(Problem description)
Go through the listing beneath and show each line containing the string "Diagramme".
——
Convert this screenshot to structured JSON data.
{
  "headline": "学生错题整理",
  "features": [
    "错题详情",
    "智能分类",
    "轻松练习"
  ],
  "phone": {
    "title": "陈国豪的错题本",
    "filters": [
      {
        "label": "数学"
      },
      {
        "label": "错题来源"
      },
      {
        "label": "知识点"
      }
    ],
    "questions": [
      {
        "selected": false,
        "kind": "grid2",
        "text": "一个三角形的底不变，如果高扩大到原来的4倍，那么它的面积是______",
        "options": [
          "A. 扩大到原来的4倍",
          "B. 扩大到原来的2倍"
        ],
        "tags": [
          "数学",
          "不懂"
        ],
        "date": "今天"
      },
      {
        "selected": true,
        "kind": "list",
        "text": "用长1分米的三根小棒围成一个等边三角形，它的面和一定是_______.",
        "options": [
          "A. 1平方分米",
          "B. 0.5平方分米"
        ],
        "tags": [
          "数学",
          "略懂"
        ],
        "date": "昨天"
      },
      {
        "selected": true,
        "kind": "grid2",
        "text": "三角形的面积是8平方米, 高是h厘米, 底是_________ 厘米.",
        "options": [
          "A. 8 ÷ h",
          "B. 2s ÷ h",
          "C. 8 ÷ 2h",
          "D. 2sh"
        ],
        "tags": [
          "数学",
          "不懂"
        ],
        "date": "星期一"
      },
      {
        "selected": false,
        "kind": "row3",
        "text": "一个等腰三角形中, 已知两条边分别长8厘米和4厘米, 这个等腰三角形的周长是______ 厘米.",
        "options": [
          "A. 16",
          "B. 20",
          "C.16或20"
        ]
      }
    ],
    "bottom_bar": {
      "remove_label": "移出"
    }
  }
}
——
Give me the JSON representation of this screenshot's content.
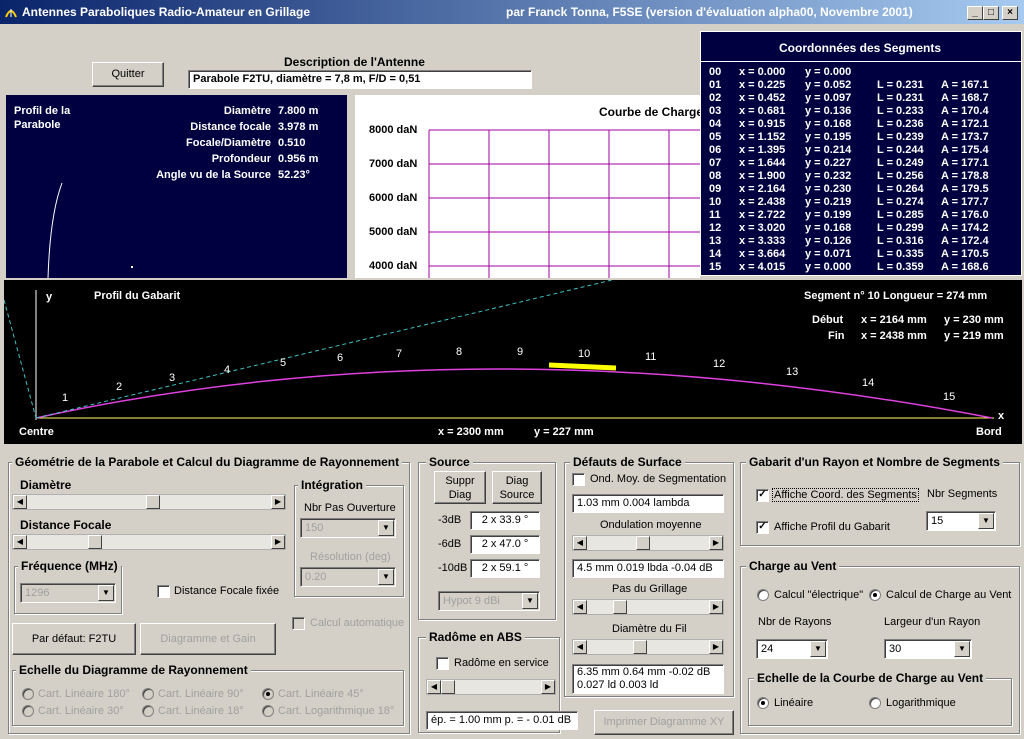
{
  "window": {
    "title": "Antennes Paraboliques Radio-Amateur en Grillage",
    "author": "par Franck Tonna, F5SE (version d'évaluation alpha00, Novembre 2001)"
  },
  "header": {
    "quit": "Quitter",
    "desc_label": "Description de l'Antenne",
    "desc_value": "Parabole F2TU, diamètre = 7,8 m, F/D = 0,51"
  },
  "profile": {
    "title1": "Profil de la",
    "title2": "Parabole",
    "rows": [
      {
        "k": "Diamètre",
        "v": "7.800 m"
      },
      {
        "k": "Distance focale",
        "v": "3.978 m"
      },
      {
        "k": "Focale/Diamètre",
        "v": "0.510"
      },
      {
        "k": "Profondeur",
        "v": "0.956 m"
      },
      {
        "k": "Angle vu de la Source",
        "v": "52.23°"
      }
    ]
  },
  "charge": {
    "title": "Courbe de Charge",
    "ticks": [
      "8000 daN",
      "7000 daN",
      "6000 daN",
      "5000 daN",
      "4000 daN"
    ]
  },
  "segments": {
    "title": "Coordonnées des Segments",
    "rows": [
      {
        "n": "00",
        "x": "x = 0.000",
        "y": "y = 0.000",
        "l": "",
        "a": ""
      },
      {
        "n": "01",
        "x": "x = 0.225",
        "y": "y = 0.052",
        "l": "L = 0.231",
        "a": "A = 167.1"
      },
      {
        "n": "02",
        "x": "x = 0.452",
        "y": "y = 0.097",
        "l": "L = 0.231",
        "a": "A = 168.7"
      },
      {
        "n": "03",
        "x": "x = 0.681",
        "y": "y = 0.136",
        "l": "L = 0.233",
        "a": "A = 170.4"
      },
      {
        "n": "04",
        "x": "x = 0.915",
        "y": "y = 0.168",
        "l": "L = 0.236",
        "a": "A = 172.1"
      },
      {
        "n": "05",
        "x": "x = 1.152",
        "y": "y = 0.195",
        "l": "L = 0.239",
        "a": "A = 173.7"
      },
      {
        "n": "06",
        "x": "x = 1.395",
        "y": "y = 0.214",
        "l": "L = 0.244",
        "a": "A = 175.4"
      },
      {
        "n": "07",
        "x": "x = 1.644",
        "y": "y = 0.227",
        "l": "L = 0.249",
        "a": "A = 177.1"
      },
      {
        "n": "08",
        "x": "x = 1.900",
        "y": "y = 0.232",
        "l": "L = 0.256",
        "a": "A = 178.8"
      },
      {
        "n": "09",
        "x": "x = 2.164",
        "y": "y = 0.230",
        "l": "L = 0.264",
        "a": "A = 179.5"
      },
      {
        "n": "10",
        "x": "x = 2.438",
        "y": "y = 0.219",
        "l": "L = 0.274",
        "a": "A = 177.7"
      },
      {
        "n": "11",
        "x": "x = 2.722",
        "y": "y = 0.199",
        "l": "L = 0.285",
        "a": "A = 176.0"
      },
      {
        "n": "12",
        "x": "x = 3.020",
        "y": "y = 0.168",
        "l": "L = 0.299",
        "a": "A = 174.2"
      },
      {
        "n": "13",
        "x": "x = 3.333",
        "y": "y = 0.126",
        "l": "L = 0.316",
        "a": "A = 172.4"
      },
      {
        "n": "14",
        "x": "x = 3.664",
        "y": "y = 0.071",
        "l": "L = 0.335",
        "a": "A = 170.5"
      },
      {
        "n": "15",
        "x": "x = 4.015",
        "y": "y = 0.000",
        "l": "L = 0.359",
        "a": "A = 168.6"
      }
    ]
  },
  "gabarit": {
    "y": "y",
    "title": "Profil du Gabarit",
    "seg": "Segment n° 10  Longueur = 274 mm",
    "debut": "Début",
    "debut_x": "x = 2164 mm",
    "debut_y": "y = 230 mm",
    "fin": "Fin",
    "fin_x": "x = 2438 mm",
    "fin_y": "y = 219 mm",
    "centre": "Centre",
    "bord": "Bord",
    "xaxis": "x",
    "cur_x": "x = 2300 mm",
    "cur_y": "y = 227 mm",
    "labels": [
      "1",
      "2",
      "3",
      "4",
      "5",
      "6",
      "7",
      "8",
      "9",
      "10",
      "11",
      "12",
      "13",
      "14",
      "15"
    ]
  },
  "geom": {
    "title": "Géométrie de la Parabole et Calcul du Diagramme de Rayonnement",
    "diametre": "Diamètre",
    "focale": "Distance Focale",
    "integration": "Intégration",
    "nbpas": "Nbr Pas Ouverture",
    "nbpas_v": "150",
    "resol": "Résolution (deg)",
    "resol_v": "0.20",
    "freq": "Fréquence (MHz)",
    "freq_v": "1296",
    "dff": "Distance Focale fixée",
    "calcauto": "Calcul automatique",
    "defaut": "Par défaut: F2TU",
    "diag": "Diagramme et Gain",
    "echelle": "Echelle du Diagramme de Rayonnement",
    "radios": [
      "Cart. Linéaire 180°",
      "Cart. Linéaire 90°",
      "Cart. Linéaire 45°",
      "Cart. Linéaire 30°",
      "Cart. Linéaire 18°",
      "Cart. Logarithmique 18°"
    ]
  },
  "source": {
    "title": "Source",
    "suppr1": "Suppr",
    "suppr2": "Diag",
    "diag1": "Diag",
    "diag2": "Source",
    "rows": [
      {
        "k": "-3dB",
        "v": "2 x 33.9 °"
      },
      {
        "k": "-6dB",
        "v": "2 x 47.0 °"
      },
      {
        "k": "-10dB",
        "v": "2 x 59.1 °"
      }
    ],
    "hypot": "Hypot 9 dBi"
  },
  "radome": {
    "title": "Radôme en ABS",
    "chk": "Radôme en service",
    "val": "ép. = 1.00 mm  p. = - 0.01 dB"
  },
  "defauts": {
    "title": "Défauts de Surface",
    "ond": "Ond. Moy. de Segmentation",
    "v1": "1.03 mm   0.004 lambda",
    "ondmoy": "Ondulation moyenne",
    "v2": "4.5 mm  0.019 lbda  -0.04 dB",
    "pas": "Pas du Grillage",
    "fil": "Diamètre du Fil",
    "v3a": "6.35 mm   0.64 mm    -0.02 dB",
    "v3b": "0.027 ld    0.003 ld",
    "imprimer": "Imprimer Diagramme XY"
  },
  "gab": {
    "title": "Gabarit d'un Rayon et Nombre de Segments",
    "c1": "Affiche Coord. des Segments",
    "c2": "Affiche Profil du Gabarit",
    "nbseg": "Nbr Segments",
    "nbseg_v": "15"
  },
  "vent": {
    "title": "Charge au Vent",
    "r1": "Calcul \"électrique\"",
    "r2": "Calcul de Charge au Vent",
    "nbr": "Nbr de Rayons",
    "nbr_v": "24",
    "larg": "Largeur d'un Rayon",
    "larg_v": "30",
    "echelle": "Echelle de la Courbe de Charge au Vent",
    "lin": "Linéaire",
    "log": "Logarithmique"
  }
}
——
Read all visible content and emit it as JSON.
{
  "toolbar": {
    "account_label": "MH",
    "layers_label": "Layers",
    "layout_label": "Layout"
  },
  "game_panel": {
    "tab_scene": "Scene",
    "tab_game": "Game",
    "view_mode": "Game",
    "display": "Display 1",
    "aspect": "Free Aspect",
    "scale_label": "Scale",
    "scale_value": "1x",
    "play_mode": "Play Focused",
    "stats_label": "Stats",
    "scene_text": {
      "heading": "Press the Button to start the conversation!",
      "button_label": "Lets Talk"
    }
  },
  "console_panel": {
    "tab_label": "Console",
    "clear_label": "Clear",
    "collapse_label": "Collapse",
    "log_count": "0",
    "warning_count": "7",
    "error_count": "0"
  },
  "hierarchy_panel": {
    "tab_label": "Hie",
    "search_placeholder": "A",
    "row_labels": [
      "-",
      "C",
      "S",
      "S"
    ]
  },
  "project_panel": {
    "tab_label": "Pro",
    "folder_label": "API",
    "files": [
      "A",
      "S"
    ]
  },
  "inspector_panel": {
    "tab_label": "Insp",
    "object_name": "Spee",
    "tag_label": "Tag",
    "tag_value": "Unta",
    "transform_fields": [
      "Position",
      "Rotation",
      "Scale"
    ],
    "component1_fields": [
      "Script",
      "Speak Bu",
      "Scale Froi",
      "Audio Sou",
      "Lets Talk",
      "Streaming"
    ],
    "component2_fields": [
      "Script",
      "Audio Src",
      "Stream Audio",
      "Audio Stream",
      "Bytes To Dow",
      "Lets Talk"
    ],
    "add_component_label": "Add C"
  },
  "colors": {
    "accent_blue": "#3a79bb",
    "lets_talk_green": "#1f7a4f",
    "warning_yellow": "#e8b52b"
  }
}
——
(Written response)
    "title": "Géométrie de la Parabole et Calcul du Diagramme de Rayonnement",
    "diag": "Diagramme et Gain",
    "echelle": "Echelle du Diagramme de Rayonnement",
    "imprimer": "Imprimer Diagramme XY"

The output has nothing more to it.